• Work required
From the records below, find each line with the string "зона" and copy it.

• Information provided
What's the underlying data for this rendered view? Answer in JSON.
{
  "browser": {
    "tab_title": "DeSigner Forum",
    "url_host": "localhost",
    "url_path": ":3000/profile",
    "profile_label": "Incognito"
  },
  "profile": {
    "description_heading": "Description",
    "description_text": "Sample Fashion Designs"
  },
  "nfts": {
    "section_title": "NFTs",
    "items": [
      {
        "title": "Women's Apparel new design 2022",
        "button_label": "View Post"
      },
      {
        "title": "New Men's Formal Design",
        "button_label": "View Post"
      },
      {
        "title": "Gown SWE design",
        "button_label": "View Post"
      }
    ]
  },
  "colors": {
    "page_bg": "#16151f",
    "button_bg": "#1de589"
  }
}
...
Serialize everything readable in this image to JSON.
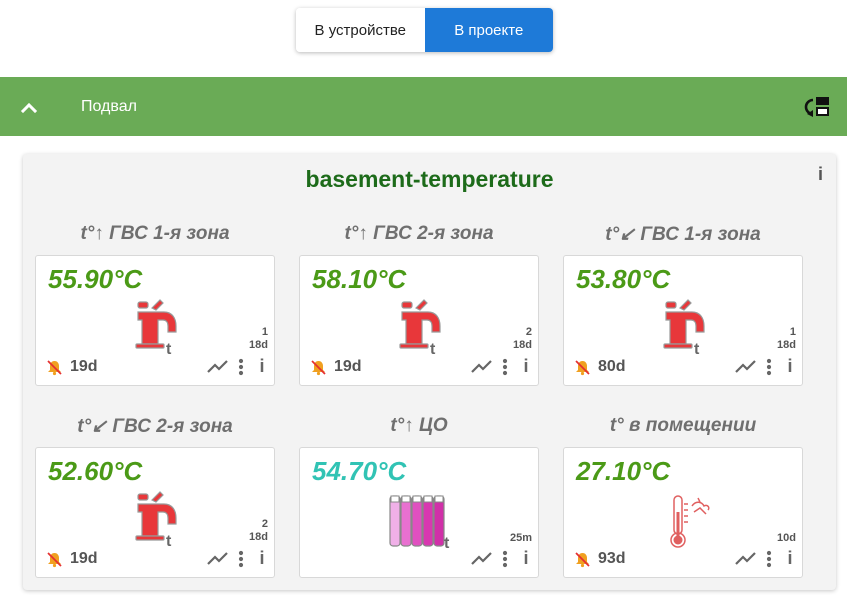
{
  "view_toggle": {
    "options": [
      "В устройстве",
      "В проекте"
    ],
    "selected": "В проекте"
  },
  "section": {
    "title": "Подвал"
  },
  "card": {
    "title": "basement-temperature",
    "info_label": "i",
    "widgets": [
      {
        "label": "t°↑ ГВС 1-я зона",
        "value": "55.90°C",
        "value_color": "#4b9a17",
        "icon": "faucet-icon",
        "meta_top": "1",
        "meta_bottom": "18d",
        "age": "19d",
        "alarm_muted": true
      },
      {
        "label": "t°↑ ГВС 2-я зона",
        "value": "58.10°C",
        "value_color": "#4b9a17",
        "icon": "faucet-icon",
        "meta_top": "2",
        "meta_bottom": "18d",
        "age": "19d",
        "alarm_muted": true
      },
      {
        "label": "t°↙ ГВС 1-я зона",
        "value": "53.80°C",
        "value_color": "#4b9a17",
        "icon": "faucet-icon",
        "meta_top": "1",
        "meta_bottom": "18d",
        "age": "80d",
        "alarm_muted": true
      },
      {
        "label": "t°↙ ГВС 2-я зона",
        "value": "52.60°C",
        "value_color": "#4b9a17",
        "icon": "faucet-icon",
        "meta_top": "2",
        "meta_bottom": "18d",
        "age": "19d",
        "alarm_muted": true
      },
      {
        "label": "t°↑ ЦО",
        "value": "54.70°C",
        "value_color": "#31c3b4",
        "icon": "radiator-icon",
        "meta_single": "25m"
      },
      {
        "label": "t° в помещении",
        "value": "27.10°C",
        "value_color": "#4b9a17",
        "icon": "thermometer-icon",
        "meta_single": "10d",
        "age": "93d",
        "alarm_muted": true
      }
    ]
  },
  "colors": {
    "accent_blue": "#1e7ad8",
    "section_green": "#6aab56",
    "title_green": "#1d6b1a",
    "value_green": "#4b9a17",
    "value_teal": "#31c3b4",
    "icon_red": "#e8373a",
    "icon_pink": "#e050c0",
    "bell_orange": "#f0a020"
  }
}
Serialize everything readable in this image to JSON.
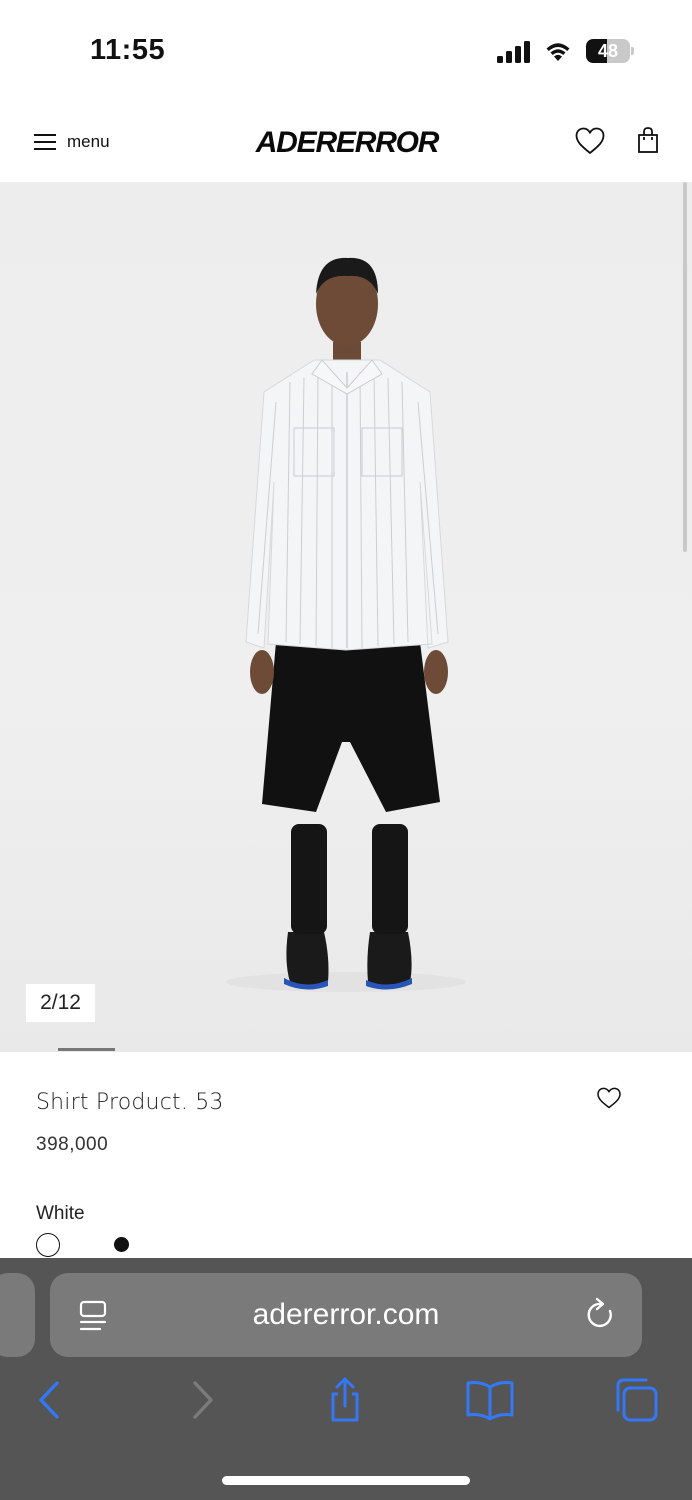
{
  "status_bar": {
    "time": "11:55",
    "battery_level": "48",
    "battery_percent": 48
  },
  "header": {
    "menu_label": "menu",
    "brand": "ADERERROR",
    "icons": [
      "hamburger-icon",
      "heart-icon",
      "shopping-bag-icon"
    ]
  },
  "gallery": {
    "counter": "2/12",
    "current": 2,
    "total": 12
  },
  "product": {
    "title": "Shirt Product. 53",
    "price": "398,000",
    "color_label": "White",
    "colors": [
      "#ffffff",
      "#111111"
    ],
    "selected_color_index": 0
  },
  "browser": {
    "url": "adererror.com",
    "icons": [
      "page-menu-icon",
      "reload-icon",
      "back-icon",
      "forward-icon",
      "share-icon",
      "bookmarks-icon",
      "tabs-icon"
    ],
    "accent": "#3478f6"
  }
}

• Exercise response
        "label": "t°↑ ГВС 1-я зона",
        "label": "t°↑ ГВС 2-я зона",
        "label": "t°↙ ГВС 1-я зона",
        "label": "t°↙ ГВС 2-я зона",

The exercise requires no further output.